Texaco Star Theater
Broadcast 8pm-9 pm EST, Tuesday, September 27
Milton Bearle and Bela Lugosi
Bela Lugosi appeared before his largest live audience in two sketches on Milton Berle’s hit TV show. In one skit, in full Dracula costume, he tried to hypnotize the popular comedian into buying a house. Although it has long been stated that Berle’s constant ad-libbing and deviation from the script reduced Lugosi to a state of confusion, he doesn’t seem fazed in the surviving footage. Lugosi played a mad scientist in the second skit.
Note: This show is often wrongly listed as being broadcast on October 27th, but no broadcast took place on that day as it was a Thursday and the show was broadcast on Tuesdays. The October 25th show did not feature Bela Lugosi.
Click on the link below to watch an extract
Bela Lugosi and Milton Bearle
Billboard, October 8, 1949
The Texaco Star Theater
Reviewed Thursday (27) 8-9 p.m. EDT. Sponsored by the Texas Company thru the Kudner Agency, via the National Broadcasting Company, New York. Producer-director, Ed Cashman. Cast: Milton Berle, Bill Robinson, Billie Burke, Jackie Robinson, Bela Lugosi, Al Roth orchestra, the Maxellos, Sid Stone.

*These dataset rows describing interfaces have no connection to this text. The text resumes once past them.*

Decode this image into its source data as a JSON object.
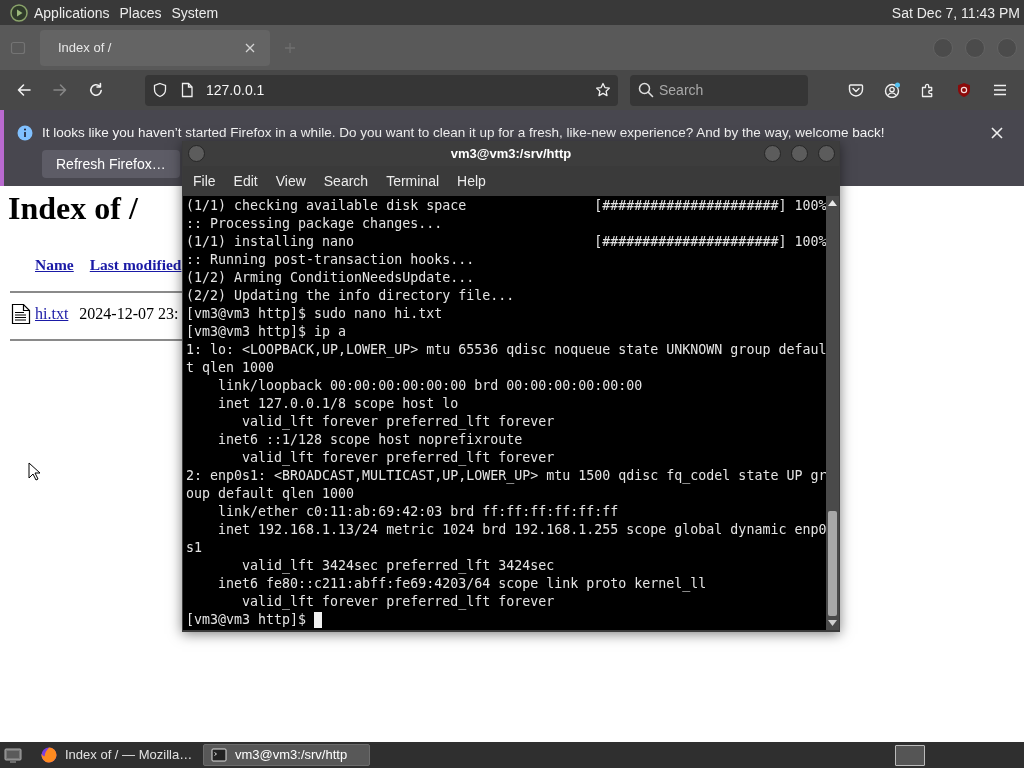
{
  "top_panel": {
    "menus": [
      "Applications",
      "Places",
      "System"
    ],
    "clock": "Sat Dec 7, 11:43 PM"
  },
  "browser": {
    "tabs": [
      {
        "title": "Index of /",
        "selected": true
      }
    ],
    "nav_buttons": [
      {
        "kind": "back",
        "disabled": false
      },
      {
        "kind": "forward",
        "disabled": true
      },
      {
        "kind": "reload",
        "disabled": false
      }
    ],
    "address": "127.0.0.1",
    "search": {
      "placeholder": "Search"
    },
    "notification": {
      "message": "It looks like you haven’t started Firefox in a while. Do you want to clean it up for a fresh, like-new experience? And by the way, welcome back!",
      "button": "Refresh Firefox…"
    },
    "page": {
      "heading": "Index of /",
      "columns": [
        "Name",
        "Last modified"
      ],
      "rows": [
        {
          "name": "hi.txt",
          "last_modified": "2024-12-07 23:"
        }
      ]
    }
  },
  "terminal": {
    "title": "vm3@vm3:/srv/http",
    "menus": [
      "File",
      "Edit",
      "View",
      "Search",
      "Terminal",
      "Help"
    ],
    "lines": [
      "(1/1) checking available disk space                [######################] 100%",
      ":: Processing package changes...",
      "(1/1) installing nano                              [######################] 100%",
      ":: Running post-transaction hooks...",
      "(1/2) Arming ConditionNeedsUpdate...",
      "(2/2) Updating the info directory file...",
      "[vm3@vm3 http]$ sudo nano hi.txt",
      "[vm3@vm3 http]$ ip a",
      "1: lo: <LOOPBACK,UP,LOWER_UP> mtu 65536 qdisc noqueue state UNKNOWN group defaul",
      "t qlen 1000",
      "    link/loopback 00:00:00:00:00:00 brd 00:00:00:00:00:00",
      "    inet 127.0.0.1/8 scope host lo",
      "       valid_lft forever preferred_lft forever",
      "    inet6 ::1/128 scope host noprefixroute",
      "       valid_lft forever preferred_lft forever",
      "2: enp0s1: <BROADCAST,MULTICAST,UP,LOWER_UP> mtu 1500 qdisc fq_codel state UP gr",
      "oup default qlen 1000",
      "    link/ether c0:11:ab:69:42:03 brd ff:ff:ff:ff:ff:ff",
      "    inet 192.168.1.13/24 metric 1024 brd 192.168.1.255 scope global dynamic enp0",
      "s1",
      "       valid_lft 3424sec preferred_lft 3424sec",
      "    inet6 fe80::c211:abff:fe69:4203/64 scope link proto kernel_ll",
      "       valid_lft forever preferred_lft forever",
      "[vm3@vm3 http]$"
    ],
    "cursor": true
  },
  "taskbar": {
    "items": [
      {
        "kind": "browser",
        "label": "Index of / — Mozilla…",
        "selected": false
      },
      {
        "kind": "terminal",
        "label": "vm3@vm3:/srv/http",
        "selected": true
      }
    ]
  }
}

In some respects, tele does a lot of things radio does but on a much larger scale. It makes stars faster – witness Milton Berle; it builds ratings faster – witness Milton Berle – and it may exhaust show formulas much faster. Berle may eventually be the star witness on this last, too.
The reason, obviously, is that the tenacious adherence to the formula quickly deprives it of the freshness so vital to continued success. Fred Aleen once observed that only a schnook tinkers with a successful formula, but Fred was speaking of radio, and years before television began reshaping the showbiz world.

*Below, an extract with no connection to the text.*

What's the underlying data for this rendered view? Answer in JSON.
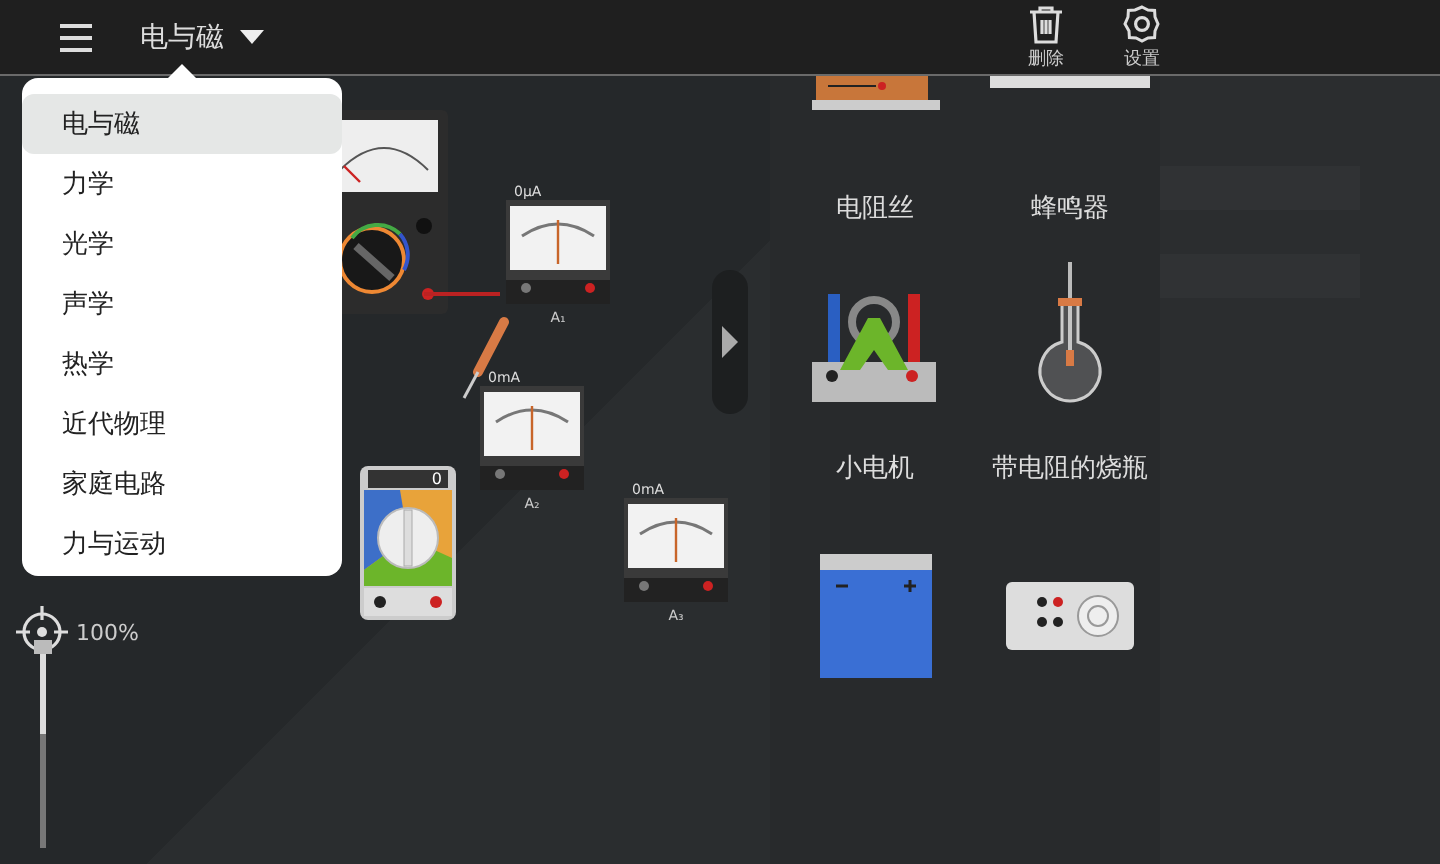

So it will become a question of time before Berle runs out of trick costumes for his first entrance, and a question of time before his repeated use of certain stock gags becomes as familiar to the TV audience as it is to perpetual night clubbers. This in no wise detracts from Berle as kingpin of TV, but it makes his problem that much more acute. In what direction do you travel from the top?
Thus, skipping lightly over the first Texaco show of the series, and taking up with the second, it adds up to taking up just where the series wound up last spring, sans anything new – and noticeable short of outside acts to lend variety. The result was that not only did Berle work, as always, thruout virtually the entire show, but one of the acts, the ageless Bill Robinson – so great a showman – did his own number and participated in two others, one with Jackie Robinson, the Dodger ball player, and one in a Ziegfield nostalgia reprise session closing the show. If acts are short now, in the second week, what’s the outlook upcoming?
The Ziegfeld number, cued in via Berle’s interview with Billie Burke, was high in nostalgia value, with a number of mimics doing Helen Morgan, W.C. Fields, Nora Bayes et al., winding up with Berle’s imitation of Eddie Cantor. The preceding palaver, tho, with Miss Burke, was entirely artificial and overly saccharine.
Berle should make it a must to get one wild sketch into each show, the sort of slapstick, cornball idiocy built around Bela Lugosi on this show. It’s almost Keystone cop-like in its flavor; provides a wonderful pace for the show and provides ample opportunity for Berle’s own antics. Which the people want.
Opener was the crack Risley foursome, the Maxellos, with Berle in, of course, for the bounce-around payoff. A later spot, with Jackie Robinson, was poorly handled, with the ace ball player standing awkwardly and abruptly cut off in the middle of an interview to bring on a baseball sketch.
Sid Stone’s pitchman commercial, this time using a youngster caparisoned in like garb, was more than usually inventive.